I need the number of lines in the data that contain the word "characters", and nothing beyond it.

DATA PROVIDED ::
------------------------

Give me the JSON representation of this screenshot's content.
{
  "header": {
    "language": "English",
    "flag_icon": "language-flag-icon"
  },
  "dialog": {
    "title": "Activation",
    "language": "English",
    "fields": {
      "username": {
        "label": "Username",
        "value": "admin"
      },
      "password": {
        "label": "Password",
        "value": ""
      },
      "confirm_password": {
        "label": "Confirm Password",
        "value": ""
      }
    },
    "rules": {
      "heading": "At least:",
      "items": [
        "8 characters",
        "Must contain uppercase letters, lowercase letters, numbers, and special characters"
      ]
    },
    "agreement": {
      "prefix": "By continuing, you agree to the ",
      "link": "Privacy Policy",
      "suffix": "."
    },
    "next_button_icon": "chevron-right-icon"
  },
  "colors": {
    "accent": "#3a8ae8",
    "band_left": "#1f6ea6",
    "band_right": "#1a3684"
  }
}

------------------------

EXERCISE RESPONSE :: 2